I appreciate that healthcare, as a profession, is in the painful birthing stages of the change in the way
healthcare providers are reimbursed. The proposed method of decreasing provider documentation requirements and billing just on the time spent has predictable adverse consequences.
If you and I are stockbrokers, we have no limit on our potential income. Deciding that our clients
should buy or sell a stock generates commissions on many, many clients, perhaps several times hourly. As professionals, all providers have to "sell", is our individual time spent currently in
front of patients. A wise mentor told me long ago that I would never be satisfied in a job that reimbursed solely on an hourly wage; that I needed to be paid on a commission structure based on the
quality of the work performed.
There is no mechanism in place to compensate providers for the time spent on non-face-to-face essential
tasks: reporting results, prior authorizations, medication refills, etc.
So providers may all become like lawyers and bill for every second of what they do, find ways to "extend"
ourselves by working with advanced practice professionals, use telemedicine, or -- more likely -- dramatically slow down their availability and extend the time spent
with each patient, knowing that 8 hours of time will be reimbursed the same whether one patient is seen that day or 25.
What that would do to patient access is a predictable debacle.
And once the insurers establish that fees can get paid for interacting with patients that are not in

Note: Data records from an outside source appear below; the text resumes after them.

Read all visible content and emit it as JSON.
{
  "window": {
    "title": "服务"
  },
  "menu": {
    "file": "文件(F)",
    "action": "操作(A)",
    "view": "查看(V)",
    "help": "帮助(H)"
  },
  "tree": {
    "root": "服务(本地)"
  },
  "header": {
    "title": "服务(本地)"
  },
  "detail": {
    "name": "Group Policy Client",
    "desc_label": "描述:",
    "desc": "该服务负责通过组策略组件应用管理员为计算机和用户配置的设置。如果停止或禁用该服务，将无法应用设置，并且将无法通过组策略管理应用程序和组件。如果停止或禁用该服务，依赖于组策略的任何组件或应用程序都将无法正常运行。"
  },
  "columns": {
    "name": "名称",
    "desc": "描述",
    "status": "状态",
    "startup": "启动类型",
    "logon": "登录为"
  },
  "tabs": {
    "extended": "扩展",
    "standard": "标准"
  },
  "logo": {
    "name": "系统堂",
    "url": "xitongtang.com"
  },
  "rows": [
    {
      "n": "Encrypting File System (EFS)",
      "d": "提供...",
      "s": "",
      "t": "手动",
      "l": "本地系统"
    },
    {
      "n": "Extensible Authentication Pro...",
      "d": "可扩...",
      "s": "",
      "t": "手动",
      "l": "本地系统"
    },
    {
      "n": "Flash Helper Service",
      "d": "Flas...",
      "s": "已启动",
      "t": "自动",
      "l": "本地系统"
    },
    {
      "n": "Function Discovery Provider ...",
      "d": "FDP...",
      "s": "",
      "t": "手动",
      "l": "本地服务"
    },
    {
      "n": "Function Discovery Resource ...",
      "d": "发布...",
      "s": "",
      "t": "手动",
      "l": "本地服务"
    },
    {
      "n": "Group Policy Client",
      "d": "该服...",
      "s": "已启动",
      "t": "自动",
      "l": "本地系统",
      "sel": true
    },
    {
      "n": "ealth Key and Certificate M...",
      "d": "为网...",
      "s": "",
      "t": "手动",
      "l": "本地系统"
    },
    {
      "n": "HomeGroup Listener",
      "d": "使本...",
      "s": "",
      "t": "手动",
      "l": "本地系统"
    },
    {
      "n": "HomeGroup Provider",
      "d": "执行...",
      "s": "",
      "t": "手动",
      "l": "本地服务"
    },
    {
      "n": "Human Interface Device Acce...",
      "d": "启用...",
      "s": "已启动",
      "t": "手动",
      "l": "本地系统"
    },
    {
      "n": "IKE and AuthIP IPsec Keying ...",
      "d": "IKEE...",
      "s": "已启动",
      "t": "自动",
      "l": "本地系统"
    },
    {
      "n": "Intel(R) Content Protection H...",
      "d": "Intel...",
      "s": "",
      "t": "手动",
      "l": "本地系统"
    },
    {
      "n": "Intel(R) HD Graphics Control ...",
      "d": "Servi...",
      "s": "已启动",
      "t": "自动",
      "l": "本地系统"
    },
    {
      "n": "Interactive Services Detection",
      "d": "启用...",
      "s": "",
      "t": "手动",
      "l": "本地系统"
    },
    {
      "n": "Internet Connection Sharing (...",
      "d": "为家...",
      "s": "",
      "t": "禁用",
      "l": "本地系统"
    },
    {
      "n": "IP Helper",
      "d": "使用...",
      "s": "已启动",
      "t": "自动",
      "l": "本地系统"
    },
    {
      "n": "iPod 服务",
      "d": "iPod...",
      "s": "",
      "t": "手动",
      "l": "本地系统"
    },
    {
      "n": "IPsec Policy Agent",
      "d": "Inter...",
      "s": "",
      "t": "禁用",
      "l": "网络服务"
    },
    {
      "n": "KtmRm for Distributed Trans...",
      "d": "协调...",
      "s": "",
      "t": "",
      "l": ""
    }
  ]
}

front of a provider, how long will it take for that care to be "outsourced" to a cheaper provider? I used to think doctors and barbers were the only professions immune to outsourcing.
Now I'm down to hairdressers.